35. Illustration 2 attached to this Standard illustrates application of paragraph 34.
Disclosure in Interim Financial Reports
36. Disclosures in an interim financial report in respect of a discontinuing operation should be made in accordance with AS 25, Interim Financial Reporting, including:
(a) any significant activities or events since the end of the most recent annual reporting period relating to a discontinuing operation; and
(b) any significant changes in the amount or timing of cash flows relating to the assets to be disposed or liabilities to be settled.
This illustration does not form part of the Accounting Standard. Its purpose is to illustrate the application of the Accounting Standard to assist in clarifying its meaning.
• Delta Company has three segments, Food Division, Beverage Division and Clothing Division.
• Clothing Division, is deemed inconsistent with the long-term strategy of the Company. Management has decided, therefore, to dispose of the Clothing Division.
• On 15 November 20X1, the Board of Directors of Delta Company approved a detailed, formal plan for disposal of Clothing Division, and an announcement was made. On that date, the carrying amount of the Clothing Division’s net assets was Rs. 90 lakhs (assets of Rs. 105 lakhs minus liabilities of Rs. 15 lakhs).

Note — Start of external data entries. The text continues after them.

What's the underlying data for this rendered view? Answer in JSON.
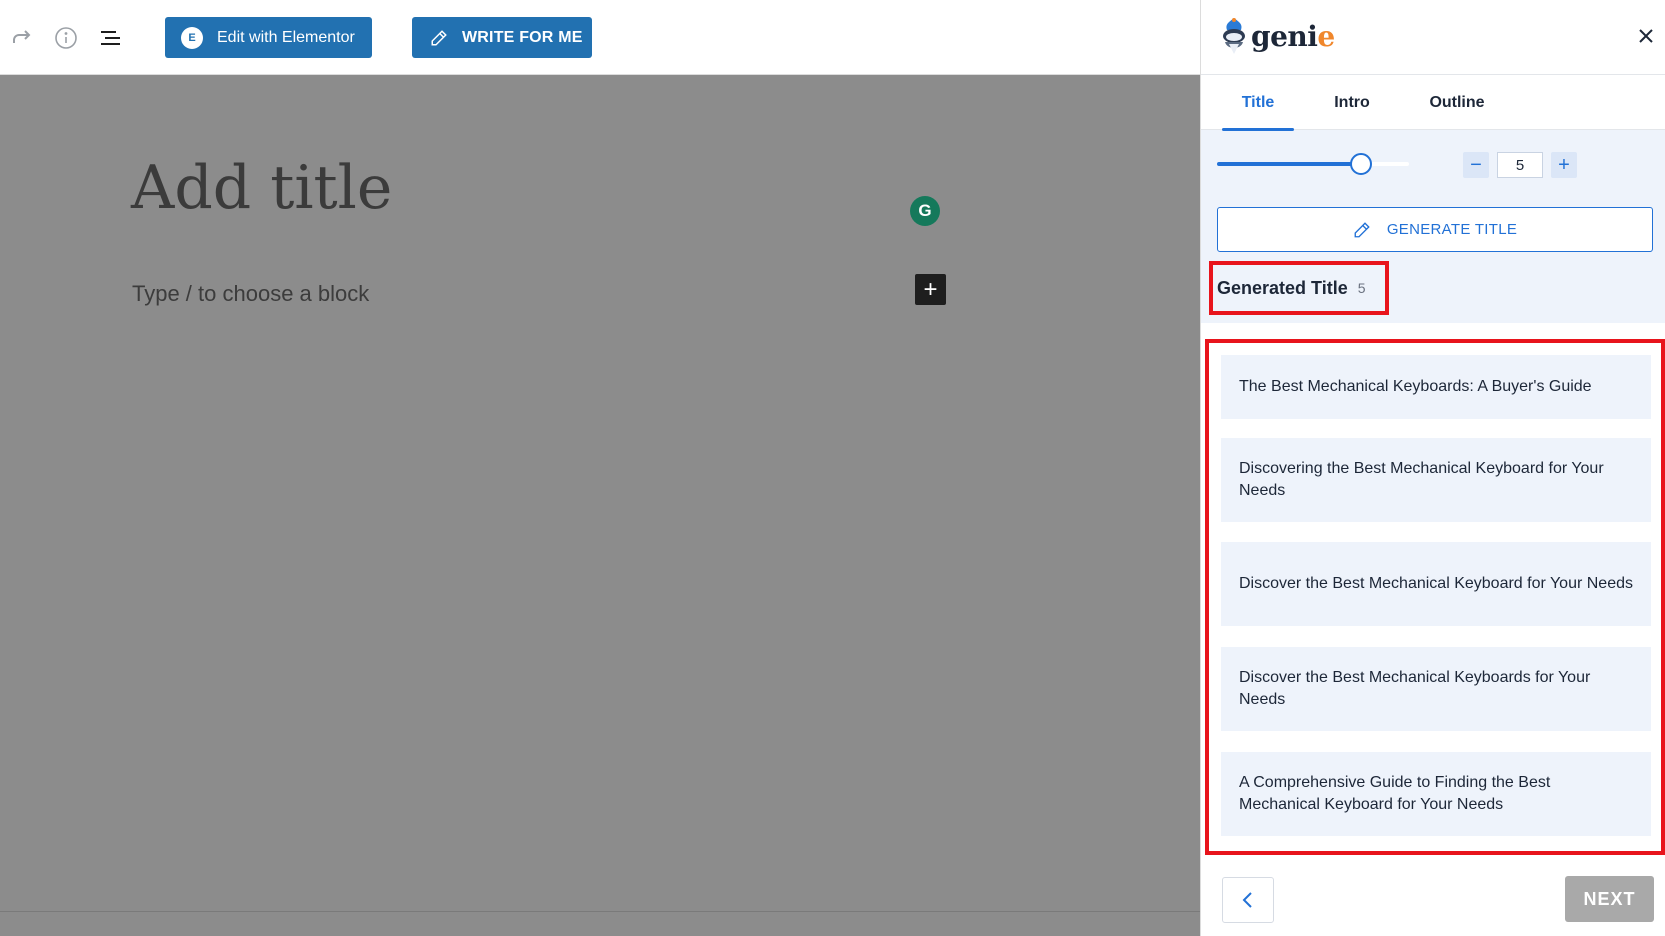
{
  "toolbar": {
    "redo_icon": "redo-icon",
    "info_icon": "info-icon",
    "list_view_icon": "list-view-icon",
    "elementor_label": "Edit with Elementor",
    "elementor_logo": "E",
    "write_label": "WRITE FOR ME"
  },
  "editor": {
    "title_placeholder": "Add title",
    "block_placeholder": "Type / to choose a block",
    "grammarly_letter": "G",
    "add_block_label": "+"
  },
  "panel": {
    "logo_text_pre": "geni",
    "logo_text_post": "e",
    "tabs": [
      {
        "label": "Title",
        "active": true
      },
      {
        "label": "Intro",
        "active": false
      },
      {
        "label": "Outline",
        "active": false
      }
    ],
    "slider": {
      "value": 0.75
    },
    "stepper": {
      "minus": "−",
      "value": "5",
      "plus": "+"
    },
    "generate_button": "GENERATE TITLE",
    "generated_heading": "Generated Title",
    "generated_count": "5",
    "results": [
      "The Best Mechanical Keyboards: A Buyer's Guide",
      "Discovering the Best Mechanical Keyboard for Your Needs",
      "Discover the Best Mechanical Keyboard for Your Needs",
      "Discover the Best Mechanical Keyboards for Your Needs",
      "A Comprehensive Guide to Finding the Best Mechanical Keyboard for Your Needs"
    ],
    "next_button": "NEXT"
  },
  "colors": {
    "accent": "#2271d6",
    "wp_blue": "#2271b1",
    "highlight_red": "#e8141c",
    "canvas_gray": "#8c8c8c"
  }
}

• The recoverable amount of the assets carried at Rs. 105 lakhs was estimated to be Rs. 85 lakhs and the Company had concluded that a pre-tax impairment loss of Rs. 20 lakhs should be recognised.
• At 31 December 20Xl, the carrying amount of the Clothing Division’s net assets was Rs. 70 lakhs (assets of Rs. 85 lakhs minus liabilities of Rs. 15 lakhs). There was no further impairment of assets between 15 November 20X1 and 31 December 20X1 when the financial statements were prepared.
• On 30 September 20X2, the carrying amount of the net assets of the Clothing Division continued to be Rs. 70 lakhs. On that day, Delta Company signed a legally binding contract to sell the Clothing Division.
• The sale is expected to be completed by 31 January 20X3. The recover- able amount of the net assets is Rs. 60 lakhs. Based on that amount, an additional impairment loss of Rs. 10 lakhs is recognised.
• In addition, prior to 31 January 20X3, the sale contract obliges Delta Company to terminate employment of certain employees of the Clothing Division, which would result in termination cost of Rs. 30 lakhs, to be paid by 30 June 20X3.Aliability and related expense in this regard is also recognised.
• The Company continued to operate the Clothing Division throughout 20X2.
• At 31 December 20X2, the carrying amount of the Clothing Division’s net assets is Rs. 45 lakhs, consisting of assets of Rs. 80 lakhs minus liabilities of Rs. 35 lakhs (including provision for expected termination cost of Rs. 30 lakhs).
• Delta Company prepares its financial statements annually as of 31 December. It does not prepare a cash flow statement.
• Other figures in the following financial statements are assumed to illustrate the presentation and disclosures required by the Standard.